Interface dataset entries
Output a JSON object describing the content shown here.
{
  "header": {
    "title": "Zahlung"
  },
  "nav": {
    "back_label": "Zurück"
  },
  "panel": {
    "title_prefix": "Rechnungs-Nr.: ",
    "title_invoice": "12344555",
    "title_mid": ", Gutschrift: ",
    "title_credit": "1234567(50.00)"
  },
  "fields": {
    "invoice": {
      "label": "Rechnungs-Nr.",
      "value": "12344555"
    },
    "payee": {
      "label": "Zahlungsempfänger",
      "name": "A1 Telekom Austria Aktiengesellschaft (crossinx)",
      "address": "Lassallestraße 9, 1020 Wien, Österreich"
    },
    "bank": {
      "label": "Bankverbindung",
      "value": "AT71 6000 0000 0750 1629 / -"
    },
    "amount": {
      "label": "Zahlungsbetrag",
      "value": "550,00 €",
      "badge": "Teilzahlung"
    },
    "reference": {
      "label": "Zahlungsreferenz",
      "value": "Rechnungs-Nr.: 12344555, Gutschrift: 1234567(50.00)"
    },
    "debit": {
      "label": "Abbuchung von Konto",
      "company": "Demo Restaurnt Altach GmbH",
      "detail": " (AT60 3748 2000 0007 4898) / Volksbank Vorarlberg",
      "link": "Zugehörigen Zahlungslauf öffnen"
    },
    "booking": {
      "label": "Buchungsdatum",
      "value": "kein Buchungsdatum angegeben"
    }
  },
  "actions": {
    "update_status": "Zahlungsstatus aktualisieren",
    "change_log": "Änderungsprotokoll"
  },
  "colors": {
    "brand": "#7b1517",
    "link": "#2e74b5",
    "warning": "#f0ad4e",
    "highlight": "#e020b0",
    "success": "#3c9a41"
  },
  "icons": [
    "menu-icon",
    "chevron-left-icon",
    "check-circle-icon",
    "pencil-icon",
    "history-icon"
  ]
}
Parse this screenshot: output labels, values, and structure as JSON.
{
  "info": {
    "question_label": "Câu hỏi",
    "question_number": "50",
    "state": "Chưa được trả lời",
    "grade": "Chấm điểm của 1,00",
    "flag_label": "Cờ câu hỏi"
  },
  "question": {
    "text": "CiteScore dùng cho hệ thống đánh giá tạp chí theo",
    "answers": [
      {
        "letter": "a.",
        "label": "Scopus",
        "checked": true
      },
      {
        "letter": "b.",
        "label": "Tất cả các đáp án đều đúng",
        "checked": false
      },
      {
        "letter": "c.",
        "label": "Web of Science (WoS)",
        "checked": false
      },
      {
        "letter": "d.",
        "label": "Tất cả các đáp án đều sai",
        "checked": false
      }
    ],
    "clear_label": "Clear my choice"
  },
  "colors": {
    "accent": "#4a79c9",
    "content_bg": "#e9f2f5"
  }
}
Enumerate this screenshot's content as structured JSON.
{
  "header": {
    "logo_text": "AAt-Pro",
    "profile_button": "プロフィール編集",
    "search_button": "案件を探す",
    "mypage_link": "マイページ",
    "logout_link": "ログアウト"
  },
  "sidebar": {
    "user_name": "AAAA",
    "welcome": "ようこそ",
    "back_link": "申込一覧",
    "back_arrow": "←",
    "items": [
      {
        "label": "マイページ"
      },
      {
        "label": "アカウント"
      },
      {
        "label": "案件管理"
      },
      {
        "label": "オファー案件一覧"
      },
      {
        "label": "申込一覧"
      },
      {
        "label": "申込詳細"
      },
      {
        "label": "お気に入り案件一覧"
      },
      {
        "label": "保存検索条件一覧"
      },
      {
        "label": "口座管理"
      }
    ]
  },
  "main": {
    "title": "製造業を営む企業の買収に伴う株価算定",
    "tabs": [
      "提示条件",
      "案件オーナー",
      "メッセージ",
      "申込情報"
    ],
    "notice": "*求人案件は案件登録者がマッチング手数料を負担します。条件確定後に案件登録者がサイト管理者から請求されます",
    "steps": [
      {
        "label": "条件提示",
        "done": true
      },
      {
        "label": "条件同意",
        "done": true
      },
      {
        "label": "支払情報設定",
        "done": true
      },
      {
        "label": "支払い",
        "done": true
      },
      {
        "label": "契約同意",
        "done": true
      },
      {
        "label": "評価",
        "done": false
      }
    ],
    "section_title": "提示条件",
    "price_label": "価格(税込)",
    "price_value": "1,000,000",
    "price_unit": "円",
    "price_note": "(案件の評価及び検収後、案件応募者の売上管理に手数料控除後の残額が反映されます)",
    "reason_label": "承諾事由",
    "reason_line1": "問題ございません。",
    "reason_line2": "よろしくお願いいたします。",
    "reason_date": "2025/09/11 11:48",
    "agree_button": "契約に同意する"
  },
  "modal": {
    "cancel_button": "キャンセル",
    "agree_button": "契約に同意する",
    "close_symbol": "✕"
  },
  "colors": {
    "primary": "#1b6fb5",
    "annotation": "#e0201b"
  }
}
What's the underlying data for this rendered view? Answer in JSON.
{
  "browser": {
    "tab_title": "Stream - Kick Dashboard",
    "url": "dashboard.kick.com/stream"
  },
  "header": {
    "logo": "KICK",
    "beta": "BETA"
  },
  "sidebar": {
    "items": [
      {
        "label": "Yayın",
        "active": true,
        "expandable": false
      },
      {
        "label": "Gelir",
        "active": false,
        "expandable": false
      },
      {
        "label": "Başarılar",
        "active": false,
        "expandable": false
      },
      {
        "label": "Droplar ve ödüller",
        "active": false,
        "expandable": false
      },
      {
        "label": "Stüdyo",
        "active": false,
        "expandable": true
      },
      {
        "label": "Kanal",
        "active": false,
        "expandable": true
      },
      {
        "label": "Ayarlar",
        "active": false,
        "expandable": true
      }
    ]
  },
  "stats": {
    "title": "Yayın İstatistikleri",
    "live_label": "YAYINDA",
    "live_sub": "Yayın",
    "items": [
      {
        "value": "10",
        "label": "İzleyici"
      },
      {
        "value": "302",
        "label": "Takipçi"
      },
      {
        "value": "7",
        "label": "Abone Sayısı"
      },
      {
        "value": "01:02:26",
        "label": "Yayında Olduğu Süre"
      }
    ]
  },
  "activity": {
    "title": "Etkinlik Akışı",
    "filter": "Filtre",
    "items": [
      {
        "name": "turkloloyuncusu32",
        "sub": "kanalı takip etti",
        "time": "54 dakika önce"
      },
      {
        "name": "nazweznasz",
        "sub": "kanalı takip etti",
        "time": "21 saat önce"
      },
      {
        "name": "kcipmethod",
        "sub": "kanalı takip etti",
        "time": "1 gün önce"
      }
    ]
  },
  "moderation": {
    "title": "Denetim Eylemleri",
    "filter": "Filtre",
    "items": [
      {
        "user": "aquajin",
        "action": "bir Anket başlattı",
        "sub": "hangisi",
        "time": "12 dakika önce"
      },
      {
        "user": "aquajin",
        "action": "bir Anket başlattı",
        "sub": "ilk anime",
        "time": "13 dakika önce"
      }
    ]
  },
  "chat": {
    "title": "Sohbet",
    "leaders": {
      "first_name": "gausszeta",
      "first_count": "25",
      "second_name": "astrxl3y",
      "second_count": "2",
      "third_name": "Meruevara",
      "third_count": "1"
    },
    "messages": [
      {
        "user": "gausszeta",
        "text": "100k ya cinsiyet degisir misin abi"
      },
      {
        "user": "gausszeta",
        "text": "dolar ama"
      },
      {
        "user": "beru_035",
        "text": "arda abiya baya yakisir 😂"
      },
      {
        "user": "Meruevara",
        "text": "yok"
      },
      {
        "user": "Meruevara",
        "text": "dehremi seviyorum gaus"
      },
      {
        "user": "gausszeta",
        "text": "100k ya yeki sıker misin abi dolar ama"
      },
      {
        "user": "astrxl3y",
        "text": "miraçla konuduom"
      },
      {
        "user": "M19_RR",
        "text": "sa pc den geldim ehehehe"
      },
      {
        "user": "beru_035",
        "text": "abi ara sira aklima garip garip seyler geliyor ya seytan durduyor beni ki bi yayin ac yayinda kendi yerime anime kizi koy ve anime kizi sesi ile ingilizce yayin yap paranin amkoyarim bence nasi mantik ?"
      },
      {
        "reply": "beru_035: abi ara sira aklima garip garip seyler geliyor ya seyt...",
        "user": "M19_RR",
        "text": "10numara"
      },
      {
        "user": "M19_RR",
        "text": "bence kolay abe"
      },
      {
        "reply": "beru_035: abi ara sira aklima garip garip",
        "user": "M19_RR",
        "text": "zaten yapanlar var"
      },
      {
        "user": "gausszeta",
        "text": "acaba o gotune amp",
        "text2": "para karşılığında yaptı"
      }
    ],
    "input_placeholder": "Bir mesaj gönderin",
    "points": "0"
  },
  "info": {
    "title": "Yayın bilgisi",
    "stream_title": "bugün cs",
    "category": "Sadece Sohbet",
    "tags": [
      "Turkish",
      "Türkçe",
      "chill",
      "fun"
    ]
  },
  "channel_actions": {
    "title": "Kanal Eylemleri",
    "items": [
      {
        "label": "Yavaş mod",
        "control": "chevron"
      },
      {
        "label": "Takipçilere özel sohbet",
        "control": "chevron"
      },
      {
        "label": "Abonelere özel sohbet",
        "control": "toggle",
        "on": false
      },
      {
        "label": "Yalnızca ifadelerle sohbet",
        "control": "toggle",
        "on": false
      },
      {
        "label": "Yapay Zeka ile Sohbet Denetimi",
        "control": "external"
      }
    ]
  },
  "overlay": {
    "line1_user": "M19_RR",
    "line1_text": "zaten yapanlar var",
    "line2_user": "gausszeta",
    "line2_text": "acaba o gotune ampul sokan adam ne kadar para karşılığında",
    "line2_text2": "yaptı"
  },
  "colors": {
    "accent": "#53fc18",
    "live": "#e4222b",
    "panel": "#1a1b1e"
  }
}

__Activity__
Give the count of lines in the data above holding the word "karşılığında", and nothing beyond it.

__Completed exercise__
2